Exercise - For the entries that follow, set down each one exactly and drop any pictures.

Exercise data -
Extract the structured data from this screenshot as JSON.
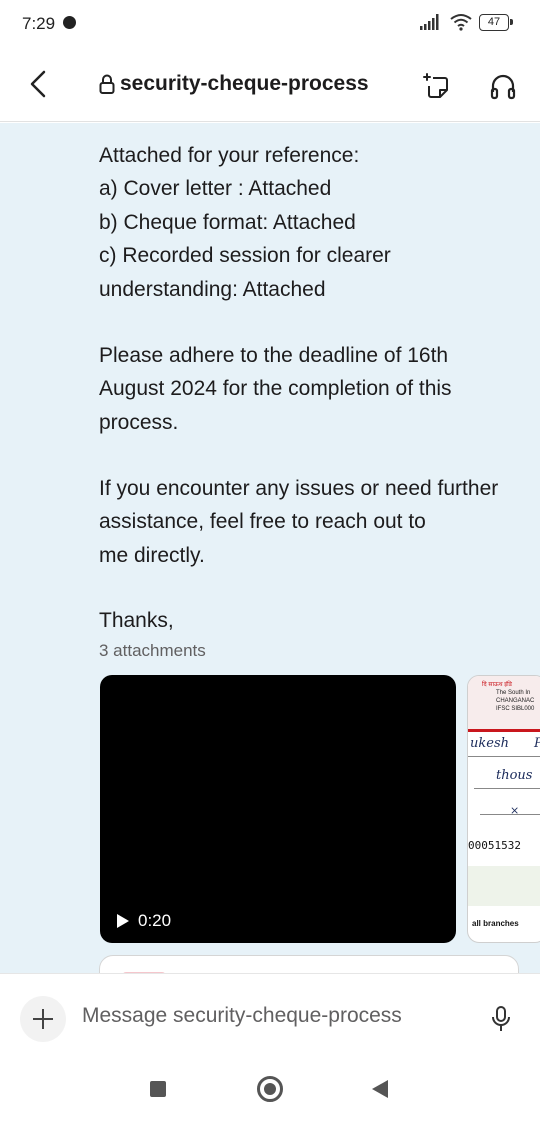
{
  "status_bar": {
    "time": "7:29",
    "battery": "47"
  },
  "header": {
    "channel_name": "security-cheque-process",
    "icons": [
      "back-chevron-icon",
      "lock-icon",
      "canvas-icon",
      "headphones-icon"
    ]
  },
  "message": {
    "paragraph1": [
      "Attached for your reference:",
      "a) Cover letter : Attached",
      "b) Cheque format: Attached",
      "c) Recorded session for clearer",
      "understanding: Attached"
    ],
    "paragraph2": [
      "Please adhere to the deadline of 16th",
      "August 2024 for the completion of this",
      "process."
    ],
    "paragraph3": [
      "If you encounter any issues or need further",
      "assistance, feel free to reach out to",
      "me directly."
    ],
    "signoff": "Thanks,",
    "attachments_label": "3 attachments"
  },
  "attachments": {
    "video": {
      "duration": "0:20"
    },
    "cheque_image": {
      "bank_line1": "दि साऊथ इंडि",
      "bank_line2": "The South In",
      "branch": "CHANGANAC",
      "ifsc": "IFSC SIBL000",
      "hand_line1": "ukesh",
      "hand_letter": "P",
      "hand_line2": "thous",
      "hand_mark": "×",
      "cheque_number": "00051532",
      "footer": "all branches"
    }
  },
  "composer": {
    "placeholder": "Message security-cheque-process"
  },
  "colors": {
    "content_bg": "#e7f2f8",
    "text": "#1d1c1d",
    "muted": "#616061"
  }
}
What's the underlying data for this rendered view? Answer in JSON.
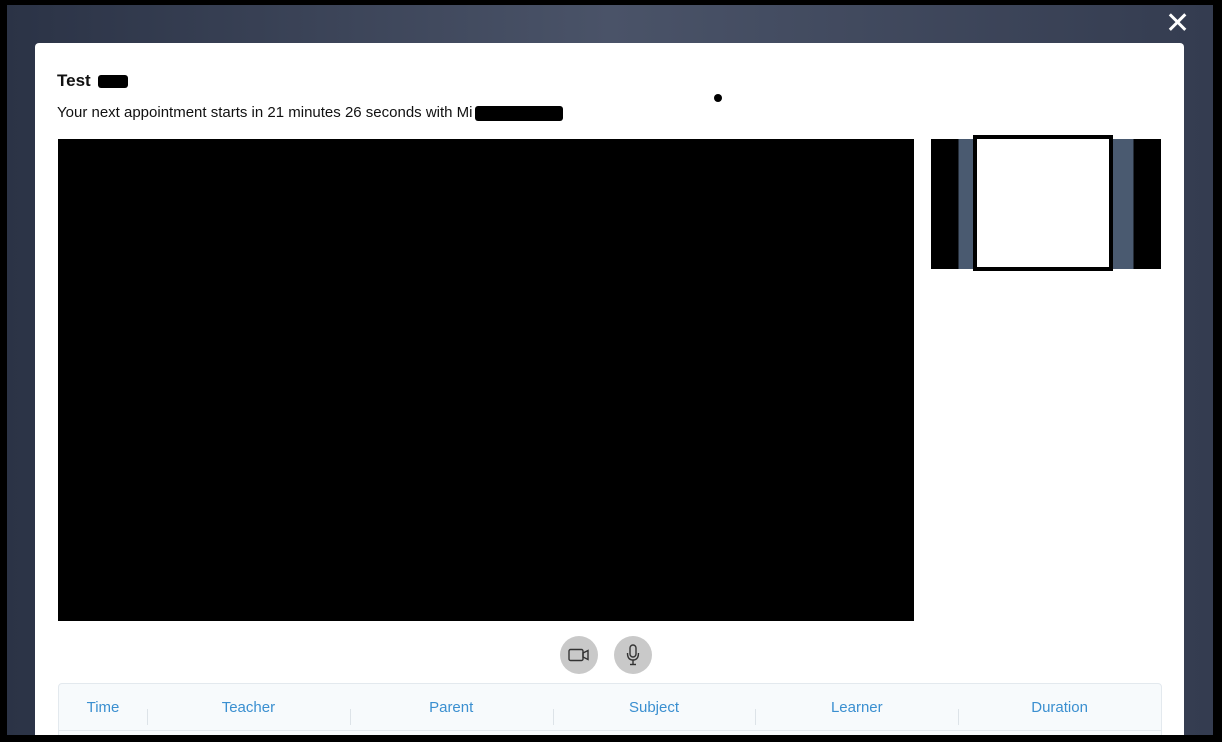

Answer to this exercise -
Extract the structured data from this screenshot as JSON.
{
  "status_bar": {
    "time": "7:29",
    "battery": "47"
  },
  "header": {
    "channel_name": "security-cheque-process",
    "icons": [
      "back-chevron-icon",
      "lock-icon",
      "canvas-icon",
      "headphones-icon"
    ]
  },
  "message": {
    "paragraph1": [
      "Attached for your reference:",
      "a) Cover letter : Attached",
      "b) Cheque format: Attached",
      "c) Recorded session for clearer",
      "understanding: Attached"
    ],
    "paragraph2": [
      "Please adhere to the deadline of 16th",
      "August 2024 for the completion of this",
      "process."
    ],
    "paragraph3": [
      "If you encounter any issues or need further",
      "assistance, feel free to reach out to",
      "me directly."
    ],
    "signoff": "Thanks,",
    "attachments_label": "3 attachments"
  },
  "attachments": {
    "video": {
      "duration": "0:20"
    },
    "cheque_image": {
      "bank_line1": "दि साऊथ इंडि",
      "bank_line2": "The South In",
      "branch": "CHANGANAC",
      "ifsc": "IFSC SIBL000",
      "hand_line1": "ukesh",
      "hand_letter": "P",
      "hand_line2": "thous",
      "hand_mark": "×",
      "cheque_number": "00051532",
      "footer": "all branches"
    }
  },
  "composer": {
    "placeholder": "Message security-cheque-process"
  },
  "colors": {
    "content_bg": "#e7f2f8",
    "text": "#1d1c1d",
    "muted": "#616061"
  }
}
What's the underlying data for this rendered view? Answer in JSON.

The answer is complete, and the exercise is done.